When "once upon a time" begins, Bisou is 16 and is on her way to a dance with her kind, handsome boyfriend, James. When the dance is done, Bisou and James eagerly slip off to his car where James, for the first time, pleasures her--and Bisou, for the first time, gets her period. "You have a long relationship with blood," the narrator states, "but not your own." Mortified, Bisou runs into the woods where she is confronted by a wolf. Instinct takes over and she kills him. The next morning, Bisou learns that one of her male classmates was found dead in the woods, his wounds identical to those she inflicted on the wolf.

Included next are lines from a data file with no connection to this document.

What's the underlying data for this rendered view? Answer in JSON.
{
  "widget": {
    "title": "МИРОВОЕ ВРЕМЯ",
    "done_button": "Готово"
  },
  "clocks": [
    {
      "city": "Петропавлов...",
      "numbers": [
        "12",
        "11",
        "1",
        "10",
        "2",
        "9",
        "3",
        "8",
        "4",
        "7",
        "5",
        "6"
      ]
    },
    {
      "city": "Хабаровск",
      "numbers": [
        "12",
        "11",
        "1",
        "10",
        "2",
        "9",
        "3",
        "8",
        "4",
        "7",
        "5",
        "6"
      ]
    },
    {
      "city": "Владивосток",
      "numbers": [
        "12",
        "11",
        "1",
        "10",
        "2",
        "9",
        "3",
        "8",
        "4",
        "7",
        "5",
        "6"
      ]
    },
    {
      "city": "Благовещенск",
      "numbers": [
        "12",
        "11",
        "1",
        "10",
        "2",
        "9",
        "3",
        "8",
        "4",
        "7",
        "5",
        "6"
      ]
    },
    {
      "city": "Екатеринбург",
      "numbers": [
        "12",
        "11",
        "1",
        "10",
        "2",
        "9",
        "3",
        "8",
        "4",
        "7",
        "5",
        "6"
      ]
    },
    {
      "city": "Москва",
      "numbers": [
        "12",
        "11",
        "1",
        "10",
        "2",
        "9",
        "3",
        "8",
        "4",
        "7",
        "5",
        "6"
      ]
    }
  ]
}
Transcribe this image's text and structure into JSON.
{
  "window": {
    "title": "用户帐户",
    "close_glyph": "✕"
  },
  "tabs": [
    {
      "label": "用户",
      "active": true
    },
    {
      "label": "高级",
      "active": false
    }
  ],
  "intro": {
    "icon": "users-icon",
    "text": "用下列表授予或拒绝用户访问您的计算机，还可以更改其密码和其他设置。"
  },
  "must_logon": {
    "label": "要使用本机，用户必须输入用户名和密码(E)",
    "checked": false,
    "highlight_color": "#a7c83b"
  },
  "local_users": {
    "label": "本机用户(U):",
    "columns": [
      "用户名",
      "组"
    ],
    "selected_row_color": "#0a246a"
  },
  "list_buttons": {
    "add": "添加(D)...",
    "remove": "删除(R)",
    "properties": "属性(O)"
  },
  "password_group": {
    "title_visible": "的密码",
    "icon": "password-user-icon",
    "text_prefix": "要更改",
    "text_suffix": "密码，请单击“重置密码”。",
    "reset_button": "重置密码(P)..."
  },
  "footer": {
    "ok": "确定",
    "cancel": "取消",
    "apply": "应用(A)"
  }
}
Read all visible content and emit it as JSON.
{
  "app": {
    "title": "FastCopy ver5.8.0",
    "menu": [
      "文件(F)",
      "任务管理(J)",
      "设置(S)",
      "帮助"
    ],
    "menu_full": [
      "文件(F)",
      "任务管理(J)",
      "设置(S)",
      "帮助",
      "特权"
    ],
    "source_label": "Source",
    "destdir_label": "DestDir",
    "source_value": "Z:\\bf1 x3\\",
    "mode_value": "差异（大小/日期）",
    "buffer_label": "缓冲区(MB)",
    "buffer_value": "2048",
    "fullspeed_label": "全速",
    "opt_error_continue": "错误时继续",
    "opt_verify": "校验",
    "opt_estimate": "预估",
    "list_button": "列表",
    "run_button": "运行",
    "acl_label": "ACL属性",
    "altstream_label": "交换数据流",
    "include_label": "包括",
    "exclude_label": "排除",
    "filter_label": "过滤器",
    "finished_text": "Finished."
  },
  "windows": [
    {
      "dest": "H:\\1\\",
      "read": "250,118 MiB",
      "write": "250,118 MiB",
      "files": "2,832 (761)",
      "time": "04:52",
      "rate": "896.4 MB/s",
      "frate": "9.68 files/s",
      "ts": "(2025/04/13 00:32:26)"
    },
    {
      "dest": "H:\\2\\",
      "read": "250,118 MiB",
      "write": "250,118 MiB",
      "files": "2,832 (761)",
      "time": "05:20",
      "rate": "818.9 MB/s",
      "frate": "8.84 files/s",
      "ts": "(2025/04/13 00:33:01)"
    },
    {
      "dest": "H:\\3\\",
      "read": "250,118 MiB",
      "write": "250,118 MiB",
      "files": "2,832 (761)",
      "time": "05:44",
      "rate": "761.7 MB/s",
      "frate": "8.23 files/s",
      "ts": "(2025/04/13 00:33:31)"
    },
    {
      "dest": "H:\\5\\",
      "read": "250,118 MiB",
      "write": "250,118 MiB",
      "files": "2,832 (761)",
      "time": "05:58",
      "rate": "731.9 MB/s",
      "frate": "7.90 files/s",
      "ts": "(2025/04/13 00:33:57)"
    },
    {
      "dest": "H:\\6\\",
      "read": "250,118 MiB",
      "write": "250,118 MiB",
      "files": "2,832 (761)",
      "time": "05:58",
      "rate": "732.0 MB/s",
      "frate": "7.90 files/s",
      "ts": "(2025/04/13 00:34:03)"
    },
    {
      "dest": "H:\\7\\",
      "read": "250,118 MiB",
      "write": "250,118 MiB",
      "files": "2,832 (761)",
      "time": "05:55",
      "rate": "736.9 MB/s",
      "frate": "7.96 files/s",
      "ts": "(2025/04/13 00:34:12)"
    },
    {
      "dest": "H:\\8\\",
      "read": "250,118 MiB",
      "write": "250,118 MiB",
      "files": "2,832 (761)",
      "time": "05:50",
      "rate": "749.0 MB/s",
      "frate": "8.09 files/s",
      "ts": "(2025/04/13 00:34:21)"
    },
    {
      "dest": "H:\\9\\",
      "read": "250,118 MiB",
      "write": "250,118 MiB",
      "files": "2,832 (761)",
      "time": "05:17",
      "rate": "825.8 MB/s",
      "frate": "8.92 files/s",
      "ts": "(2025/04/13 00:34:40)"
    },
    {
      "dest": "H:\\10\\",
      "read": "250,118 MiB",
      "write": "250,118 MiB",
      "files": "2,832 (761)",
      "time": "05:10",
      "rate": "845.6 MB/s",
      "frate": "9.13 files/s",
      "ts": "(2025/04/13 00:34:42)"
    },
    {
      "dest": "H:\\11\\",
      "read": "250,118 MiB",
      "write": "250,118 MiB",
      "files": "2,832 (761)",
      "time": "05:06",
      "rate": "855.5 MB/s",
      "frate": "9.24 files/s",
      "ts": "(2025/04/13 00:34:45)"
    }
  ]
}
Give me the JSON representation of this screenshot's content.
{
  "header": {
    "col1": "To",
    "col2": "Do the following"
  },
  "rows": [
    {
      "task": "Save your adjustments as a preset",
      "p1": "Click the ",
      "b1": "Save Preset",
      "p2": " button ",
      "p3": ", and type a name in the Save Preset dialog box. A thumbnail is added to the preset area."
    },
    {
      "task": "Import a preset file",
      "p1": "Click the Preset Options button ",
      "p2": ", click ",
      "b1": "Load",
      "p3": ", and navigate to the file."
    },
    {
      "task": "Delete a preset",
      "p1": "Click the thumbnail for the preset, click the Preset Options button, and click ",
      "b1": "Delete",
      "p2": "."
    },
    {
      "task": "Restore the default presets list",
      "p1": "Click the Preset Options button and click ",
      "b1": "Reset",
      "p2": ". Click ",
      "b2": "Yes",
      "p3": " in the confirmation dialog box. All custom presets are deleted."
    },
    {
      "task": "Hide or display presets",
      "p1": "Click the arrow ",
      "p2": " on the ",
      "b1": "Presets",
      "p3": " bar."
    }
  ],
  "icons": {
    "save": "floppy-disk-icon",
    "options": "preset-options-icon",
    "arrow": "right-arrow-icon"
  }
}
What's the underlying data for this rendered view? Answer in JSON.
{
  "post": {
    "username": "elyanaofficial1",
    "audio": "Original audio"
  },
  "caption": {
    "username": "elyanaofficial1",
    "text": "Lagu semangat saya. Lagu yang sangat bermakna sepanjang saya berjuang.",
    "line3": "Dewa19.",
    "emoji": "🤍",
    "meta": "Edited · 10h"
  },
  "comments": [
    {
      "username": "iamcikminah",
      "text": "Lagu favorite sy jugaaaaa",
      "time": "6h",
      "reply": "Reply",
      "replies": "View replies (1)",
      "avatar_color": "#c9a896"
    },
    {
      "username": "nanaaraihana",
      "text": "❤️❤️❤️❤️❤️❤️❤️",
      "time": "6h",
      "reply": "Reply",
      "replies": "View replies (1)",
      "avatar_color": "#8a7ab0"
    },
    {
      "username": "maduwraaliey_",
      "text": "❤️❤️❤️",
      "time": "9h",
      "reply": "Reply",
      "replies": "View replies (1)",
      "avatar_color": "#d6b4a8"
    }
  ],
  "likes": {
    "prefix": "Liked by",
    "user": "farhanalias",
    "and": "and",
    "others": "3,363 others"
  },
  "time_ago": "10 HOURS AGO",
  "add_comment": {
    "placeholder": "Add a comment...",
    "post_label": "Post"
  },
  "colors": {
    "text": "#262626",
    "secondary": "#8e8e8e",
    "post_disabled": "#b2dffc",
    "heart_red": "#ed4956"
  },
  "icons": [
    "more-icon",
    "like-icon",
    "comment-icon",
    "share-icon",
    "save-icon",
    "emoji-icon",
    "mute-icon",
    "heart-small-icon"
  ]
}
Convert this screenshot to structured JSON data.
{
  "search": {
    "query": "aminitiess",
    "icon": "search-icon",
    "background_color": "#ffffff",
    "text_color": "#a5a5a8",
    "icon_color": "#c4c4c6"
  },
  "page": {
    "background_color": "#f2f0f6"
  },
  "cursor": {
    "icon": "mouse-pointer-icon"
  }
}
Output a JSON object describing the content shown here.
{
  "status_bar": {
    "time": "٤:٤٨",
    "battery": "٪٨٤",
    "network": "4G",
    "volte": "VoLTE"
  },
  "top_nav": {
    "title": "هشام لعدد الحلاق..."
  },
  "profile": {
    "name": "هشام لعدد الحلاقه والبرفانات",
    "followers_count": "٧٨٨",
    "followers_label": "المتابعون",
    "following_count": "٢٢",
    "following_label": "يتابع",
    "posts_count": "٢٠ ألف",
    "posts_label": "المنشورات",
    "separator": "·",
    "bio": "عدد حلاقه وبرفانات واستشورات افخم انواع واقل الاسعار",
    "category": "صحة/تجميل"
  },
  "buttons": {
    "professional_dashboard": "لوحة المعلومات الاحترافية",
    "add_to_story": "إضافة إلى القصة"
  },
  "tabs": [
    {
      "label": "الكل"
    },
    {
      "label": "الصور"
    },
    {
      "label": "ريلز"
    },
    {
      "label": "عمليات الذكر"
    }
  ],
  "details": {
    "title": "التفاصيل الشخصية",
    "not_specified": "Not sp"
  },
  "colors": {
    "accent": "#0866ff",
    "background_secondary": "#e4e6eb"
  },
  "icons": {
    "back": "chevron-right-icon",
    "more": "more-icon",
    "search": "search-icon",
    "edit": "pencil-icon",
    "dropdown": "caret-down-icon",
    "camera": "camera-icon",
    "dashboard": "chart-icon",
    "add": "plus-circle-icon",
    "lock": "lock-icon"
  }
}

Told almost entirely in spectacularly effective second-person, Red Hood doesn't simply invite readers in, it makes them the protagonist: "you are both a girl and not a girl. You are a hunter, and this wolf, though he thinks he is the predator, is your prey." Occasional first-person sections reinforce the mood and theme of the work--"who's afraid of the big bad wolf/ i am afraid/ of everything"--and add an additional layer of mystery to Bisou's startling legacy. Alongside the painful and traumatic, Red Hood also discusses periods, sex and desire with a candor and directness that can potentially do for contemporary readers what Are You There God? It's Me, Margaret has done for readers since 1970. Deeply and darkly enticing, Red Hood isn't a modern retelling so much as it is the story we should have had all along. --Siân Gaetano, children's and YA editor, Shelf Awareness